== Stored dataset items ==

•••••

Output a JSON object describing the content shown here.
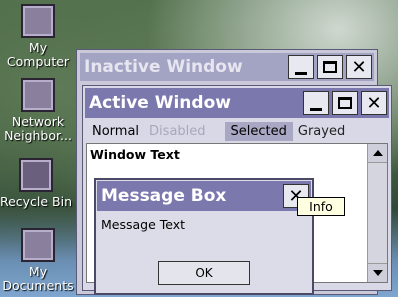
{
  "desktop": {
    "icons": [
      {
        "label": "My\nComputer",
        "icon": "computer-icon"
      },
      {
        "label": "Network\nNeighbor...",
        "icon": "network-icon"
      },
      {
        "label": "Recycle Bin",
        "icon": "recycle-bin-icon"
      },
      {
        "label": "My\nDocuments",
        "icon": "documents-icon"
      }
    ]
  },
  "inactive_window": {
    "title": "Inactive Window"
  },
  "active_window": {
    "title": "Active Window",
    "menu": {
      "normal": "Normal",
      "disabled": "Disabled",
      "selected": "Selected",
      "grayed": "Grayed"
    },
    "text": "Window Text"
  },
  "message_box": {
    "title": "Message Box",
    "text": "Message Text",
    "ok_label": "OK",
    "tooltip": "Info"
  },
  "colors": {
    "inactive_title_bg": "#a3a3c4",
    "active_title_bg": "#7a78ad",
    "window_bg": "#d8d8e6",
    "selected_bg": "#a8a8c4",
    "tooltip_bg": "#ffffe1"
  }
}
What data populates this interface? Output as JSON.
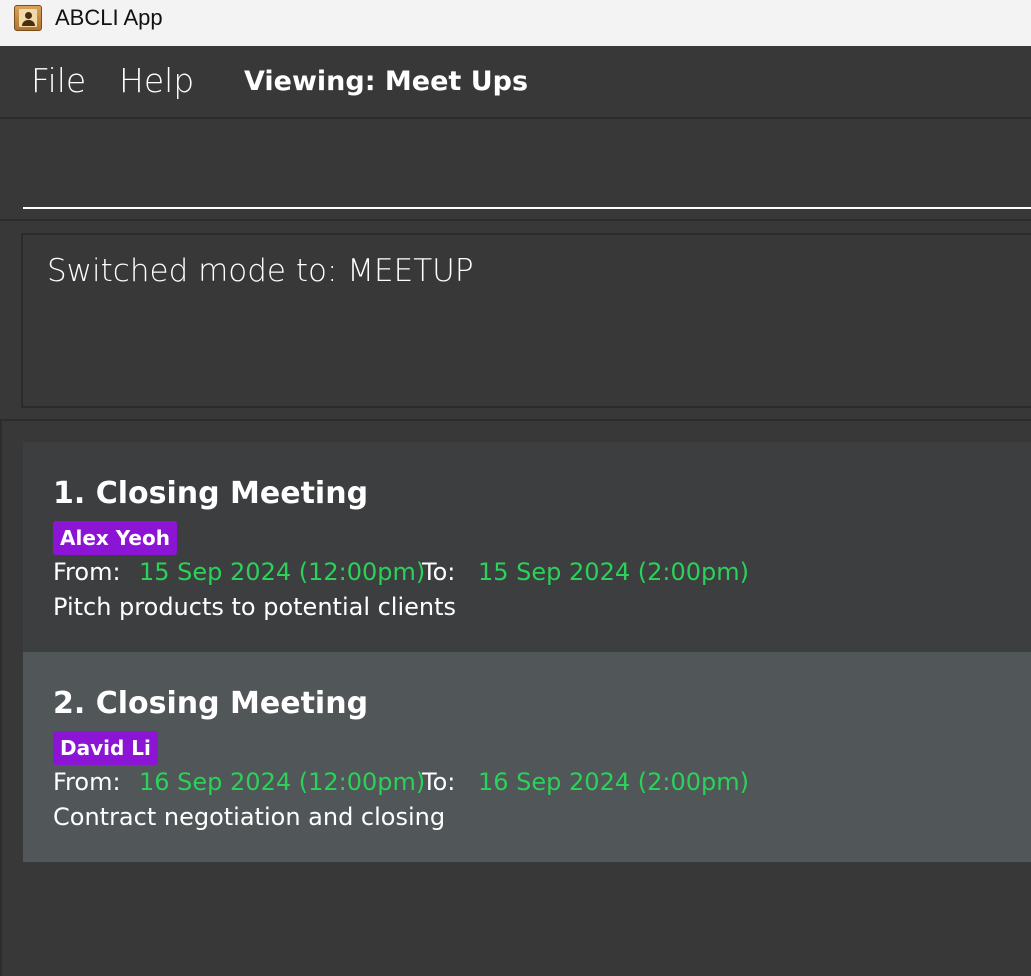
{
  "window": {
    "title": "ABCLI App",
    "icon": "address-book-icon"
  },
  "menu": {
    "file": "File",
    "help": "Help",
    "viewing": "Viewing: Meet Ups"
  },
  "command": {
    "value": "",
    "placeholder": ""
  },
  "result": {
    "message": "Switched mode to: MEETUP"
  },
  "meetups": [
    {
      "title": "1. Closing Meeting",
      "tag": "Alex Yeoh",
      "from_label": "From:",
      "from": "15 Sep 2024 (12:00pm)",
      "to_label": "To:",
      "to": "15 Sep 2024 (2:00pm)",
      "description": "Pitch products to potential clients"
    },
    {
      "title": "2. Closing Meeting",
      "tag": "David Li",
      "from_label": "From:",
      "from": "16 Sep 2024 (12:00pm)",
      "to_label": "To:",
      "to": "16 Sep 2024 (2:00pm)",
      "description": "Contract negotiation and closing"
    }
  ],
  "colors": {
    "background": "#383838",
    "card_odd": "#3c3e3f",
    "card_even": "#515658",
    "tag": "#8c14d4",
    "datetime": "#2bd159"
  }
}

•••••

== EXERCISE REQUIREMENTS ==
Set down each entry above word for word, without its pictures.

== YOUR RESPONSE ==
Output a JSON object describing the content shown here.
{
  "desktop": {
    "icons": [
      {
        "label": "My\nComputer",
        "icon": "computer-icon"
      },
      {
        "label": "Network\nNeighbor...",
        "icon": "network-icon"
      },
      {
        "label": "Recycle Bin",
        "icon": "recycle-bin-icon"
      },
      {
        "label": "My\nDocuments",
        "icon": "documents-icon"
      }
    ]
  },
  "inactive_window": {
    "title": "Inactive Window"
  },
  "active_window": {
    "title": "Active Window",
    "menu": {
      "normal": "Normal",
      "disabled": "Disabled",
      "selected": "Selected",
      "grayed": "Grayed"
    },
    "text": "Window Text"
  },
  "message_box": {
    "title": "Message Box",
    "text": "Message Text",
    "ok_label": "OK",
    "tooltip": "Info"
  },
  "colors": {
    "inactive_title_bg": "#a3a3c4",
    "active_title_bg": "#7a78ad",
    "window_bg": "#d8d8e6",
    "selected_bg": "#a8a8c4",
    "tooltip_bg": "#ffffe1"
  }
}
What data populates this interface? Output as JSON.
{
  "window": {
    "title": "ABCLI App",
    "icon": "address-book-icon"
  },
  "menu": {
    "file": "File",
    "help": "Help",
    "viewing": "Viewing: Meet Ups"
  },
  "command": {
    "value": "",
    "placeholder": ""
  },
  "result": {
    "message": "Switched mode to: MEETUP"
  },
  "meetups": [
    {
      "title": "1. Closing Meeting",
      "tag": "Alex Yeoh",
      "from_label": "From:",
      "from": "15 Sep 2024 (12:00pm)",
      "to_label": "To:",
      "to": "15 Sep 2024 (2:00pm)",
      "description": "Pitch products to potential clients"
    },
    {
      "title": "2. Closing Meeting",
      "tag": "David Li",
      "from_label": "From:",
      "from": "16 Sep 2024 (12:00pm)",
      "to_label": "To:",
      "to": "16 Sep 2024 (2:00pm)",
      "description": "Contract negotiation and closing"
    }
  ],
  "colors": {
    "background": "#383838",
    "card_odd": "#3c3e3f",
    "card_even": "#515658",
    "tag": "#8c14d4",
    "datetime": "#2bd159"
  }
}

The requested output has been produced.